Photo by Sanjay Kanojia/AFP/Getty Images

Imagine being elected prime minister of a country with one and a quarter billion people, about 300m of whom live in absolute poverty. That is the challenge facing Narendra Modi in India. The hardest question must be to know where to start.

When it comes to energy Mr Modi’s first acts have been encouraging. He has set a high but achievable target for the installation of solar, on and off the grid, building on his experience in the state of Gujarat. He has also forced together three key ministries – covering power, coal and renewables – under a new minister, Piyush Goyal. He should probably have gone further and added petroleum and natural gas as well. Structural change in the complex bureaucracy of the Indian government matters a lot. Read more

For a long time it has looked as if the large-scale gas finds in the eastern Mediterranean would be stranded. The Leviathan field, located 80 miles off Haifa in Israel, which holds some 16tn cubic feet of gas was discovered five years ago but remains undeveloped and is not even completely defined. Israel has enough gas for its own needs from the smaller Tamar field, and politics and economics have combined to deter any of the wider development options.
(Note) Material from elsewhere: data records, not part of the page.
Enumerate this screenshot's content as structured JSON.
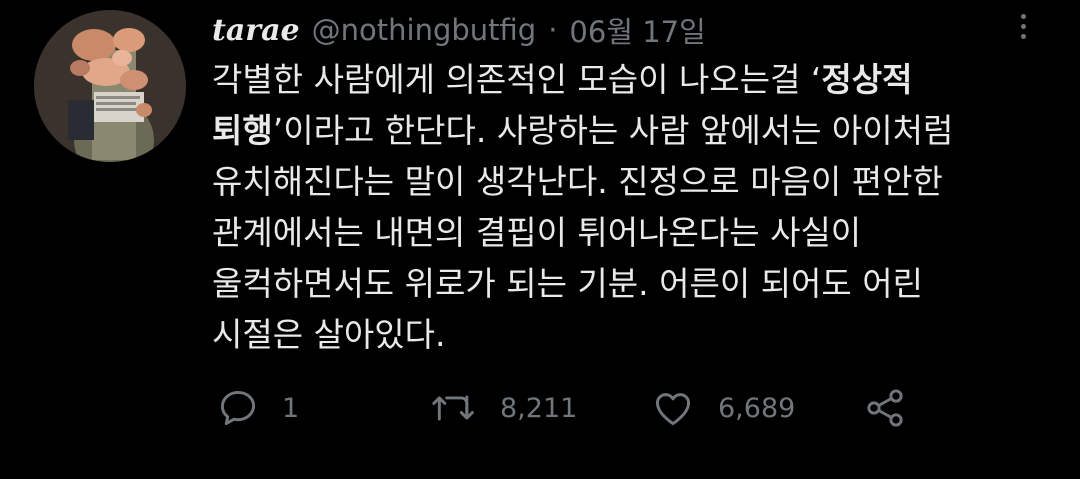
{
  "user": {
    "display_name": "tarae",
    "handle": "@nothingbutfig",
    "separator": "·",
    "date": "06월 17일"
  },
  "tweet": {
    "line1_a": "각별한 사람에게 의존적인 모습이 나오는걸 ‘",
    "line1_bold": "정상적",
    "line2_bold": "퇴행",
    "line2_b": "’이라고 한단다. 사랑하는 사람 앞에서는 아이처럼",
    "line3": "유치해진다는 말이 생각난다. 진정으로 마음이 편안한",
    "line4": "관계에서는 내면의 결핍이 튀어나온다는 사실이",
    "line5": "울컥하면서도 위로가 되는 기분. 어른이 되어도 어린",
    "line6": "시절은 살아있다."
  },
  "actions": {
    "reply": {
      "icon": "reply-icon",
      "count": "1"
    },
    "retweet": {
      "icon": "retweet-icon",
      "count": "8,211"
    },
    "like": {
      "icon": "heart-icon",
      "count": "6,689"
    },
    "share": {
      "icon": "share-icon"
    }
  },
  "colors": {
    "background": "#000000",
    "text": "#e7e9ea",
    "secondary": "#71767b"
  }
}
Now though a new option is emerging which makes development much more likely. The gas can be sent to Egypt. The move is rich in irony but it makes commercial and political sense. It could also mark an important moment of change in relationships across the region. Read more

Energy storage has long been regarded as something close to a holy grail. Of course, there are ways of storing some forms of energy – using pumped water or compressed air for instance. There are conventional batteries – and there have been advances in their capacity over the last few years. But the search for storage systems which are simultaneously economic and practical for use at scale in the modern energy market has long been a source of frustration.

Recent advances made by scientists in the US suggest, however, that real progress is now being made and that major breakthroughs are close. The whole of the energy sector should be watching because any such breakthrough could transform the economics of the whole industry. Read more

The subtle redesign of Germany energy policy agreed by the government in Berlin last week sends some important signals not for the German market but for the rest of Europe. Far from damaging the renewables business the move could be the salvation of the sector. Other countries, the UK included would do well to adopt similar measures. This would be the most effective way of responding to the urgency expressed in the latest IPCC report. Read more

The full-scale competition review of the UK’s energy market which will be announced later this week is a challenge the industry should welcome. The inquiry will absorb a huge amount of time and effort over the next year but it offers the chance both for the industry to clear its name by removing the cloud of public suspicion over pricing policies and simultaneously for individual companies to examine their own strategic positioning in a market which is changing rapidly.

Of course, the competition review will add to uncertainty and will reinforce the reluctance to invest in new generating capacity, which is already evident, but the sense of doubt will exist in any case, and the review may help to produce some longer-term clarity. In the short term the government will have to find a new mechanism to ensure that supply is adequate to meet demand – and doing so with an expensive plan for emergency electricity supplies. But that is a separate issue from this fundamental analysis Read more